The frijoles rojos were excellent, with a very generous amount of pork fat and meat. Likewise there was a very generous portion of plantano maduro, along with the requisite rice and fried egg. The chicharron included a lot of fat but also a lot of meat, about the equivalent of half a small pork chop, but it was a little overcooked and dry. The skirt steak (churrasco) was another generous component and was tasty if not especially remarkable.

But for $7 I thought it was a fair meal and I wouldn't mind going back. I only got a look at one other dish being served, a fried fish that looked pretty good.

I always go to these restaurants representing countries which grow coffee as a major export expecting some better than average if not exceptional coffee but I have yet to experience any at any of the Colombian restaurants I’ve visited. The coffee Colombiano here had been on the warmer too long.

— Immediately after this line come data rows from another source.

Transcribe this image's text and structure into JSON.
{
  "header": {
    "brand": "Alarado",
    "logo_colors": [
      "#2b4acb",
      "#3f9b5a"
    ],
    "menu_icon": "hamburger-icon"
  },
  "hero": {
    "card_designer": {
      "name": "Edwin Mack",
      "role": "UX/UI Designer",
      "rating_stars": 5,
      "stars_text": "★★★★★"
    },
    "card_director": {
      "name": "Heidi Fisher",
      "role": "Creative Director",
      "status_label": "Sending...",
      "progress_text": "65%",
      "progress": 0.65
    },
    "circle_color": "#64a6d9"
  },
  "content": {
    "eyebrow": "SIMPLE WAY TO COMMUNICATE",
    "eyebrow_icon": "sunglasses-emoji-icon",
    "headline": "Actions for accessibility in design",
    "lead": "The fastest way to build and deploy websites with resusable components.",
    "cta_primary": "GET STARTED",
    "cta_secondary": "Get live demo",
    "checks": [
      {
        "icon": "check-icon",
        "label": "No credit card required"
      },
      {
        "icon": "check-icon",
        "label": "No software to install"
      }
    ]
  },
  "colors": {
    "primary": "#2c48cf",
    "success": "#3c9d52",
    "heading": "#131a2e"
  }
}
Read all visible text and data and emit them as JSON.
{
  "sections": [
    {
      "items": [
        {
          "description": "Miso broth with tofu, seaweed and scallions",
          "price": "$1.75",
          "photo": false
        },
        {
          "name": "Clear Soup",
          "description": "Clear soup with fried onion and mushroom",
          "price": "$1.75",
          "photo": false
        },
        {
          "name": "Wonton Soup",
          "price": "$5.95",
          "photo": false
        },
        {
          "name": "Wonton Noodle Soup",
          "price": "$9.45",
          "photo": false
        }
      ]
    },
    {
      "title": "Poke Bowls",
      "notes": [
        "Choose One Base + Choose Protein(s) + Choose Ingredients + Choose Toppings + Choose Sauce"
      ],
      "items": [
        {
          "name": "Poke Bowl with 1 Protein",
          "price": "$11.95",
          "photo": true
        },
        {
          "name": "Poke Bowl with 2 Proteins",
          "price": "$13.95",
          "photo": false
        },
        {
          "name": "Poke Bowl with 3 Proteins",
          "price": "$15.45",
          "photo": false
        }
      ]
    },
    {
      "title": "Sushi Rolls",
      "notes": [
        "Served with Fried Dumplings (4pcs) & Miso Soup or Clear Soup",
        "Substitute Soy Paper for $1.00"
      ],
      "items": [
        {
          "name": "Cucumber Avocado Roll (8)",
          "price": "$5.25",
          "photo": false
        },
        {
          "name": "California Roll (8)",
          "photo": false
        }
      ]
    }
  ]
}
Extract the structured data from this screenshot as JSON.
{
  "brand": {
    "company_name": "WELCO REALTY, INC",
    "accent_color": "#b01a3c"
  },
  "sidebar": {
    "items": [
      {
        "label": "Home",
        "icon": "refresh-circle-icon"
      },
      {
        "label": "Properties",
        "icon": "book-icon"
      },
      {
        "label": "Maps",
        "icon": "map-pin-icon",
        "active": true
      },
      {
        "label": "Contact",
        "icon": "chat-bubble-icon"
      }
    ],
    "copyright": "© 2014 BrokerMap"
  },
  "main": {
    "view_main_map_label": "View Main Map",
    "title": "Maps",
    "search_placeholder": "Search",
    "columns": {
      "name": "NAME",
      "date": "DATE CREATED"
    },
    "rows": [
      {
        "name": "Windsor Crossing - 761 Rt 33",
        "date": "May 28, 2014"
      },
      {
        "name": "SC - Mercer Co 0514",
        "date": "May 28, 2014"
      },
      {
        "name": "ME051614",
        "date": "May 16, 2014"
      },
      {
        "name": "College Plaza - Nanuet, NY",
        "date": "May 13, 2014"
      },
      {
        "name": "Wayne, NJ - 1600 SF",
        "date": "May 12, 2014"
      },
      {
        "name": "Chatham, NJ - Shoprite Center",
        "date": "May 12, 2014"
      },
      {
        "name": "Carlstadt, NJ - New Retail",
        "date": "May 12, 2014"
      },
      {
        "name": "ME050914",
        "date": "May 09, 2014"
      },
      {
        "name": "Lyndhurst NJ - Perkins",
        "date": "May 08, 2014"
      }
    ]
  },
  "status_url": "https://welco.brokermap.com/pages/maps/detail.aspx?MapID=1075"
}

There’s free Wi-Fi; they’re only open till early evening but there is a bar section next door.

They have a website but its just a placeholder; they’ve put their menu and some pictures up on MySpace.

: A review of Mono's on b4 mentioned the availability of Tamales Tolimenses and Lechona Tolimenses and I went in to try them. What's on the menu everyday is Lechon Enciendido and I did not see any tamales at all - maybe they're occasional specialties. From what I can find online, Lechon Enciendido is a Cuban dish.

I think this is pork leg or butt, simmered with peppers and onions and I'm not sure what else. It was a bit of a disappointment since I was hoping for the Lechona which sounds like an awesome dish. The red beans were excellent, however, and red beans and rice constitute a satisfactory meal for me anytime and I wound up taking about half the pork home. The rice was swimming in the juices from the meat. Once again the Plantanos Maduros here were excellent, nicely caramelized to the point of a little charring and crispness.

The restaurant has been remodeled with the wall separating the restaurant and bar sections removed, making for a more comfortable space. The young staff here has always been very nice.